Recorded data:
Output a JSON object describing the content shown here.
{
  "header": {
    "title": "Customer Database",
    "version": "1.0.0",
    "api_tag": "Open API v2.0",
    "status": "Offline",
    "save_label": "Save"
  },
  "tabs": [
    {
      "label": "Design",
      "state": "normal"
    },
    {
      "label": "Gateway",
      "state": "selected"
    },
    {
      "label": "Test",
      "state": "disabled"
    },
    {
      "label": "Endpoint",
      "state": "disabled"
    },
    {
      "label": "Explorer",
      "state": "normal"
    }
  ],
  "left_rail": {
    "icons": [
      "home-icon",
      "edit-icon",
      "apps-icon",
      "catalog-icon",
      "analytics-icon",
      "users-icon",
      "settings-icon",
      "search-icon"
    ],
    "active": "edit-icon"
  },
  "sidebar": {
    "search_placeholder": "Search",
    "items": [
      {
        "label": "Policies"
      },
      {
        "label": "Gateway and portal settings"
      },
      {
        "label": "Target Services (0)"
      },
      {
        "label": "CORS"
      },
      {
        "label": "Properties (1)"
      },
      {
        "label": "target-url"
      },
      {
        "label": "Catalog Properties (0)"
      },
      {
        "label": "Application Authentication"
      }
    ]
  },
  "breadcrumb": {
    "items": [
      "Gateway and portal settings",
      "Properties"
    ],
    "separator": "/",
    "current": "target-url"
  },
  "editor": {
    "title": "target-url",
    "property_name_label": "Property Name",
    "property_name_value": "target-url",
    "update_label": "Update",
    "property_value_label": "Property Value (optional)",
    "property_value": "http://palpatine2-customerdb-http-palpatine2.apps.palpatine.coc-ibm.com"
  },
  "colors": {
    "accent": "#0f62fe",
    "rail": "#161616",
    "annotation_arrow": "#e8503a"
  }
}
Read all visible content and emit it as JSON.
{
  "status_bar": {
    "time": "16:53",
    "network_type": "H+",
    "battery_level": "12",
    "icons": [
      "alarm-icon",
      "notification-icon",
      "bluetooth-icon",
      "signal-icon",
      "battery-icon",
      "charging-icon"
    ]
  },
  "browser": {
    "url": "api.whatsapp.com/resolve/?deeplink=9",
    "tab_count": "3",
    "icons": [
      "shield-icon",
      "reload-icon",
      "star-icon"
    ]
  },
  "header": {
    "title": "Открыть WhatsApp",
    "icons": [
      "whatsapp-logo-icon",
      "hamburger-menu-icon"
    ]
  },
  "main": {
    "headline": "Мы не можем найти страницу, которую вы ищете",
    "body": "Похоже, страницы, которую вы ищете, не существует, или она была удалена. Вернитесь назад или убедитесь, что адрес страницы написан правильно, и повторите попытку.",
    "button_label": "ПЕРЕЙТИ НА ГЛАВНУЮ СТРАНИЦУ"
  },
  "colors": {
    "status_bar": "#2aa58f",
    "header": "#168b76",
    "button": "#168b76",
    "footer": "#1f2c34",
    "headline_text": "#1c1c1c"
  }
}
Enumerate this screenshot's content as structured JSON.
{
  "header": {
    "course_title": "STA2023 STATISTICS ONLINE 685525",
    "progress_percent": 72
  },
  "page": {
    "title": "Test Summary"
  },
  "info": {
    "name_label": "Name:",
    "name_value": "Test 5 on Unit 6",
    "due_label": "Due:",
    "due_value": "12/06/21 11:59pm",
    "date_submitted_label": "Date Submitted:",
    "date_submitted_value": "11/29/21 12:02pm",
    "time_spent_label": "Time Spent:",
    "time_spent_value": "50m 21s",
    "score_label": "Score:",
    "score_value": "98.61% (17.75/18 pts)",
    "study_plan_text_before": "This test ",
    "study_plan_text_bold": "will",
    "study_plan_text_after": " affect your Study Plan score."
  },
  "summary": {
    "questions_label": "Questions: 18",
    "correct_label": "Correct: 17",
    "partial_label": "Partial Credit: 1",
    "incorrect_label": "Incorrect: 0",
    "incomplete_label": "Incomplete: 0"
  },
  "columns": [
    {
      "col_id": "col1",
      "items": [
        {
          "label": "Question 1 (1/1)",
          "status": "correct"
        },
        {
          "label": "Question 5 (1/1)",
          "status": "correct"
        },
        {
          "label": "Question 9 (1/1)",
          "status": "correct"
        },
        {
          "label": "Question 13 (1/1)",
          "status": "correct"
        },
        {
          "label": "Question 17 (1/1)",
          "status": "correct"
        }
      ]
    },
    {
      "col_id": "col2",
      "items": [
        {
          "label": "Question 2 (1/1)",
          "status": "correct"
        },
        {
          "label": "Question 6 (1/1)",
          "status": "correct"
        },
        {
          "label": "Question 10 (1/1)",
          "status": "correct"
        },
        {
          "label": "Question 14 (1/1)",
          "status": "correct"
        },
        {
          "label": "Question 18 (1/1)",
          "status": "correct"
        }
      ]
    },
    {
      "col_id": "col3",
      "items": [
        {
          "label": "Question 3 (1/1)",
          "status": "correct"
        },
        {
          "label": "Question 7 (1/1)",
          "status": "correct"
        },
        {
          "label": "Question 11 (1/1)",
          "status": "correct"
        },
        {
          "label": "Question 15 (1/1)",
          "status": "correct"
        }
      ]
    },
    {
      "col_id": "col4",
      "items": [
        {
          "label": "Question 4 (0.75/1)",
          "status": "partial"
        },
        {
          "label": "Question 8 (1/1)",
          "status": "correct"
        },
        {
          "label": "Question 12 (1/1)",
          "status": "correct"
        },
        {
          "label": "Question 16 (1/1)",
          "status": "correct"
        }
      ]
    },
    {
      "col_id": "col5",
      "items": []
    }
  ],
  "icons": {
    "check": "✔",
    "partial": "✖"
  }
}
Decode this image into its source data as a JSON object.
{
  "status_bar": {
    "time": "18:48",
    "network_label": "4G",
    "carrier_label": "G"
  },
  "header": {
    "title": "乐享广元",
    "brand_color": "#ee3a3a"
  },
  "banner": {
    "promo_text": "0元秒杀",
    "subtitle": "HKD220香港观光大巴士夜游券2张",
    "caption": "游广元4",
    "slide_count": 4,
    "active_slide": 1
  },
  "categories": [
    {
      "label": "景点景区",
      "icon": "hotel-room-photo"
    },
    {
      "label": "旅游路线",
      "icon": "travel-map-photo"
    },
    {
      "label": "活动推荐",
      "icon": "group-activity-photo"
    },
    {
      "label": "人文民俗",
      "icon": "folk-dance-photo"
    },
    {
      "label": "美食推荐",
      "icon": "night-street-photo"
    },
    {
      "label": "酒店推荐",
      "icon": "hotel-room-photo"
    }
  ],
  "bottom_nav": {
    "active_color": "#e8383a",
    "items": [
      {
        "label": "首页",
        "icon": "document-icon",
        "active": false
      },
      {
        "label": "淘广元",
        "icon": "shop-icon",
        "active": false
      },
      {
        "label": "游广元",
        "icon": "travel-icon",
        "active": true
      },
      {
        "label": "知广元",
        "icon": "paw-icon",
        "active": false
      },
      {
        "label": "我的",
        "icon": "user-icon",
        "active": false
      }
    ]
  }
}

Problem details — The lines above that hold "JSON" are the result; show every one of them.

Answer for this exercise —
Output a JSON object describing the content shown here.
Read all visible content and emit it as JSON.
Enumerate this screenshot's content as structured JSON.
Decode this image into its source data as a JSON object.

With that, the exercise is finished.